In the eleventh month of 1167, Zhang Shi (1133-1180), a prominent teacher in Hunan, invited a visiting scholar and his disciple on a wintry excursion to the snow-mantled South Paramount Heng. Inspired by the merciless blizzards, the three of them composed 149 poems in eleven days. The principal guest alone composed fifty-one poems. After a solemn farewell, the guest headed east toward his Fujian hometown. His spirit still burning, he produced another ninety-six poems in the twenty-eight days of the journey.
This diligent poet was Zhu Xi (1130-1200), who a century later would be enshrined in Confucian temples across China. (1) Today he is known to students of philosophy as a formidable opponent to the study of literature. This dominant opinion is supported by substantial evidence from various periods of his long life.

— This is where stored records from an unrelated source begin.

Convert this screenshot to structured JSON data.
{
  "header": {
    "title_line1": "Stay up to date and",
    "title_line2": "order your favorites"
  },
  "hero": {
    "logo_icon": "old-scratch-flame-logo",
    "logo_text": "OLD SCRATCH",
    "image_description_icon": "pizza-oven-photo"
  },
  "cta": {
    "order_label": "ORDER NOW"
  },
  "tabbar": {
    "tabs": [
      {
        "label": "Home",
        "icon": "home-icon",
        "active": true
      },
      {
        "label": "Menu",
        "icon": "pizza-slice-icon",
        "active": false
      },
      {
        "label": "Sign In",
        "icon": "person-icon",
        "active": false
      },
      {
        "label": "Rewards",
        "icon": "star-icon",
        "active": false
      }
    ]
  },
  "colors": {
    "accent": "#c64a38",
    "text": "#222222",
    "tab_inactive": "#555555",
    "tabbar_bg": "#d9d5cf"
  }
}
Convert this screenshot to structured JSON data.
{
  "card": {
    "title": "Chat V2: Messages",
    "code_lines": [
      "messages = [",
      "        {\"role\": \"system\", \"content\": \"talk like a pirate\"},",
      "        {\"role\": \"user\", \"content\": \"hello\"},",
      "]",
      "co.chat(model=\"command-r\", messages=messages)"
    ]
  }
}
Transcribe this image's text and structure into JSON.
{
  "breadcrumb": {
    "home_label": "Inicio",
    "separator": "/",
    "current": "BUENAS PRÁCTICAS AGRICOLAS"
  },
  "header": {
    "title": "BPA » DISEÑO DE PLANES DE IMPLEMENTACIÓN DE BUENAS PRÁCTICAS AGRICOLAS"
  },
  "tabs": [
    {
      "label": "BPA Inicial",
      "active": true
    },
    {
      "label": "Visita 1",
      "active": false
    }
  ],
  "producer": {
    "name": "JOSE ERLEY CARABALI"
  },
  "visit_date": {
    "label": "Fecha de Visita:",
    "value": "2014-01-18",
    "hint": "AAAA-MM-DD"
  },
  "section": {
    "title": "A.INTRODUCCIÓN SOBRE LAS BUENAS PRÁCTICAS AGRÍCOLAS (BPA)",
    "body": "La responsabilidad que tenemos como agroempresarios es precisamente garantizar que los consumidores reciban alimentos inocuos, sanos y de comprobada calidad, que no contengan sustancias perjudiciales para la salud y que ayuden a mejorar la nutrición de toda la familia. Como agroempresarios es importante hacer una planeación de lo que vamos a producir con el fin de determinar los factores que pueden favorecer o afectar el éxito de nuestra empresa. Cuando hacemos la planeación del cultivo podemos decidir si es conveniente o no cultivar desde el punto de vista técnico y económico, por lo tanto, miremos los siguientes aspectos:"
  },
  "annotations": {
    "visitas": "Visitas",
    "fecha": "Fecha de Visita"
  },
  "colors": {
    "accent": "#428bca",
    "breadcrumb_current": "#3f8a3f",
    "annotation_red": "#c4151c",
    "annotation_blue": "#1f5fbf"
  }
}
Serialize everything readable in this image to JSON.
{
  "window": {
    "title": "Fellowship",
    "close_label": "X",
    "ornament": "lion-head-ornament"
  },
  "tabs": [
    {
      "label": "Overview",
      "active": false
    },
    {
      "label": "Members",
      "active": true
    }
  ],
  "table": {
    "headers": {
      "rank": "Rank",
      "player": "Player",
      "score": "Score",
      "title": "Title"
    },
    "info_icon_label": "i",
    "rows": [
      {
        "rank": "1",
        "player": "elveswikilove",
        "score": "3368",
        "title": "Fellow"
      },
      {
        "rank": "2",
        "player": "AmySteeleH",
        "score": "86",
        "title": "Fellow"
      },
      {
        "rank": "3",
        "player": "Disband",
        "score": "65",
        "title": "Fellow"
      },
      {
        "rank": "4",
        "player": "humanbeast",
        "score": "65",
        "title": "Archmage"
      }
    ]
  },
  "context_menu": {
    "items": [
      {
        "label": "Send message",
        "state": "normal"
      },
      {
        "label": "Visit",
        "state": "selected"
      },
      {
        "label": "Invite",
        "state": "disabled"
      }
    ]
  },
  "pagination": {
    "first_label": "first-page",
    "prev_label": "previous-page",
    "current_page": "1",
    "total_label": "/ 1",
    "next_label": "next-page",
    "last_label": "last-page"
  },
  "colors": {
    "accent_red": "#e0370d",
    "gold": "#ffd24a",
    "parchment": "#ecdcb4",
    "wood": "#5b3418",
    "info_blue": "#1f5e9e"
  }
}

Peter K. Bol argues that Zhu Xi represented a narrowed intellectual tradition, in which the moralistic "Learning of dao" (dao xue) eclipsed the diversity of cultural accomplishments (wen) represented by Su Shi (1037-1101), "the last of the great literary intellectuals." (2) Benjamin A. Elman also notices Zhu's "vehement" call for the complete abrogation of poetry and rhyme-prose from the civil examination. (3) In this line of scholarship, Zhu Xi seems to advocate the slogan "crafting literature harms dap", (4) coined by Cheng Yi (1033-1107), whose philosophy was accepted by Zhu Xi as a precursor to his own. Considering that Zhu Xi once in a dialogue approvingly cited this slogan, (5) his avid interest in "crafting literature," as demonstrated by his large body of poetry, may appear odd and peculiar.
Part of the seeming contradiction lies in the diverse, context-specific meanings of wen. Among its dozen definitions, those related to dao include: 1) patterned manifestation of cosmic principle; 2) cultural accomplishment; 3) writing in the broad sense; 4) "belletristic" literature, i.e., those literary texts that beyond their pragmatic functions are deeply concerned with aesthetic appeal, and that hence resist being reduced to mere vehicles of propositional messages: and, within the latter, 5) prose in particular. As a result, when two authors talk about wen and dap, both addressing their antagonism (or compatibility), the kind of wen they have in mind could be quite different. When Zhu Xi, in a single dialogue, first calls the wen of the classics the "overflow from dao," then compares dao to rice and wen to appetizing dishes, and finally reproaches Su Shi's wen as harming the orthodox dao, (6) is he salvaging wen, subjugating wen, or simply disapproving certain genres or styles of wen? The didactic flexibility of the dialogic form allows all these ambiguities to exist simultaneously.
Moreover, in practicing literature Zhu Xi developed a tacit understanding of its craft that he did not explicitly articulate when reasoning about wen in the philosophical discourse of the time. Unlike Cheng Yi, who had censored all his poems and left only three extant pieces, (7) Zhu Xi chose to leave an abundant literary legacy, …